While the College has paid lip service to concerns over both student space and bureaucracy, the recurring issue of late-night party curfews remains largely unexamined. “We recognize that students at 1 o’clock probably feel that they’re not ready to give it up and go home,” says Associate Dean of the College Thomas A. Dingman ’67, “but... I don’t know that we’re headed anywhere.” Although Gross has made overtures to the Cambridge City Council to extend party hours, development plans in the Riverside neighborhood remain tangled up in the city zoning board, and he seems careful to press the issue. With regard to Hilles, Gross expressed similar reservations. “Of course, we have to respect the concerns of the neighborhood as we design this.”
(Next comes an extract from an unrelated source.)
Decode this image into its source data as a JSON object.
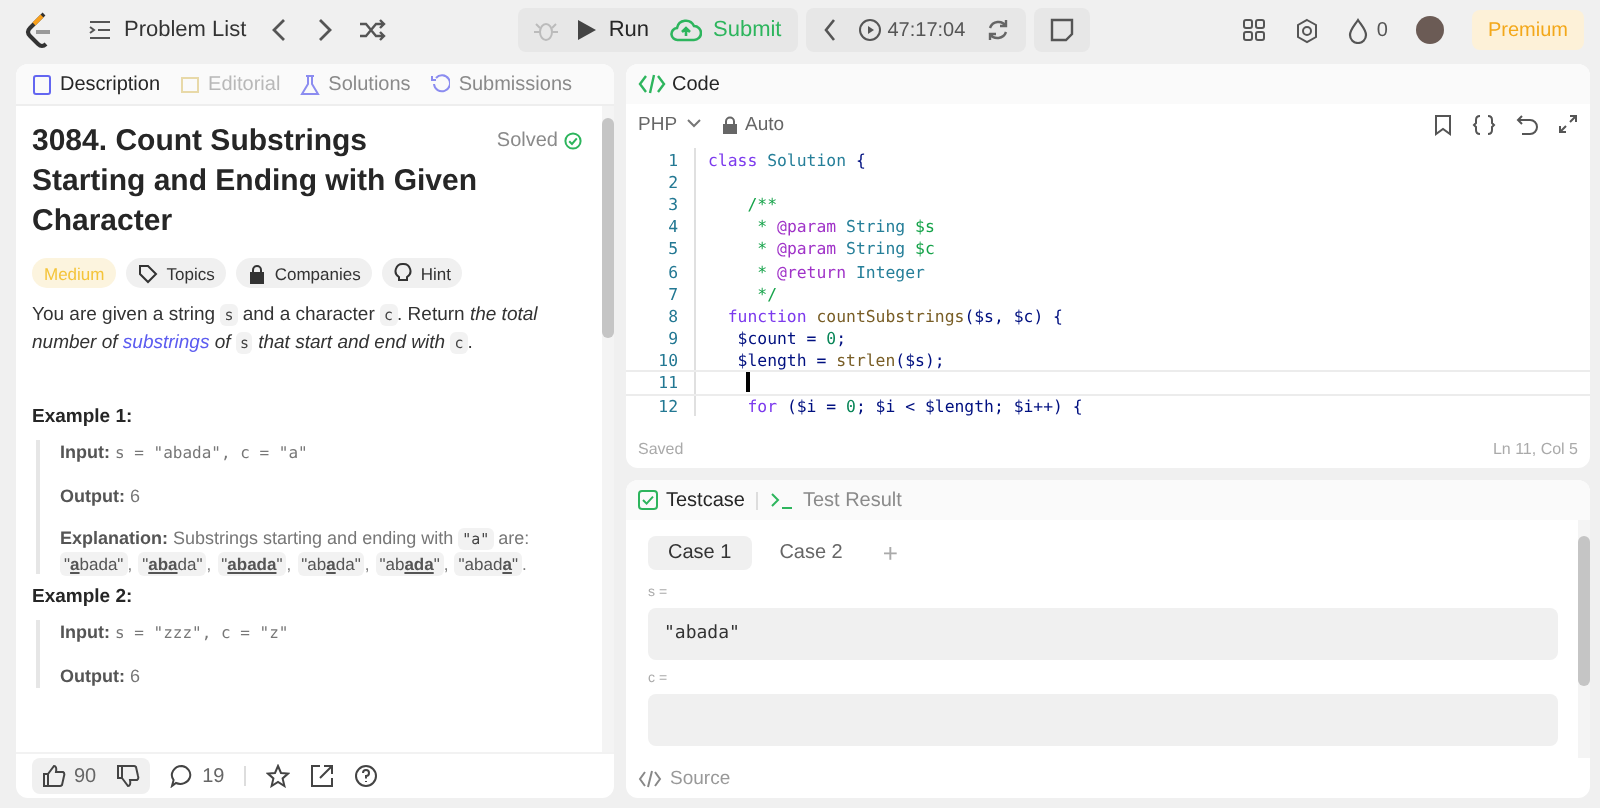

Though Gross has thus far offered up a decidedly mixed bag of fresh initiatives and classic administrative inertia, there is just cause for future concern. No matter how well conceived or implemented, any effort that Gross undertakes to improve social life stands to be undermined by the revolutionary shifts in academic culture being proposed in Mass. Hall. A state-of-the-art student center in Hilles, a streamlined event approval process and an end to party curfews would add little value to student life if increased academic burdens keep students from making use of them.
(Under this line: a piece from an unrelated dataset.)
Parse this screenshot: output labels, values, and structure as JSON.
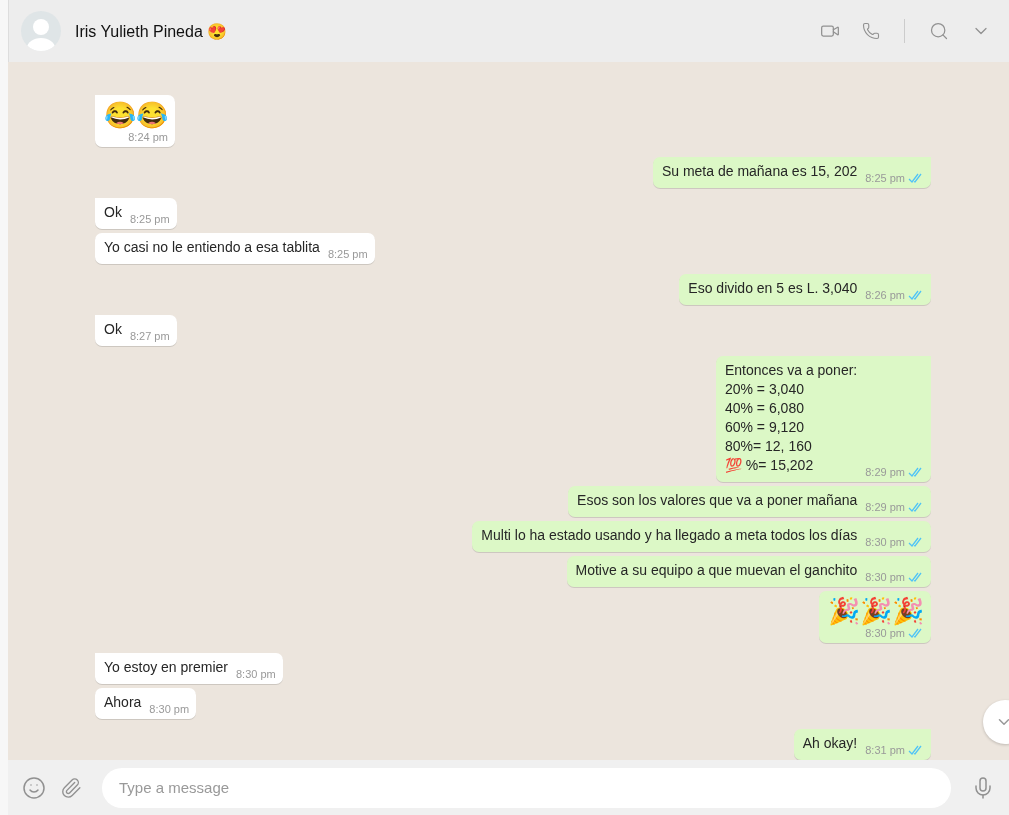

Despite the seeming trade-offs between improving student life and boosting academic commitments, Dean Gross has been charged by Mass. Hall with doing both. How Gross chooses to balance his competing duties will largely determine the fate of the Harvard social scene. It is perhaps revealing that Gross regards the ongoing curricular review, spearheaded by President Summers and Dean Kirby, as his “top priority.” For better or worse, Gross appears to be the life of the party, now it all depends on how late he’s willing to call it a night.

It was a Yalie of sorts, Montgomery C. Burns, who argued that his fellow Elis should just “let Harvard keep its football and academics [because] Yale will always be first in gentlemanly club life.” Could it be true? Might there be some ground, on any issue, that Harvard should cede to Yale in the debate over which is the greater university? In all fairness, there are some ways in which Yale has it easy. With affordable local real estate and an accomodating city police force, students have a natural supplement to the on-campus social scene. Harvard’s high-end neighborhood with its high-priced real estate, however, seems all the more reason for Harvard to invest in on-campus social options for its students.

Some might even say that Yale is forced to make such social concessions to give itself a competitive advantage that can help close the gap in the admissions game with its arch-rival. Whatever its motivation for so doing, Yale places a priority on supporting its college system, and social life more broadly, and students are better off because of it. Harvard, on the other hand, seems all too aware of just how many quality of life sacrifices students are willing to accept in order to get their Harvard diploma.

The flip-side to this argument is, of course, that Harvard students will be rewarded for their hard time in Cambridge with the singular Harvard diploma. Would it be asking too much to not only be able to love the name on your diploma but the experiences behind it? The administration seems to think so. But isn’t wanting it all part of what makes us Harvard students?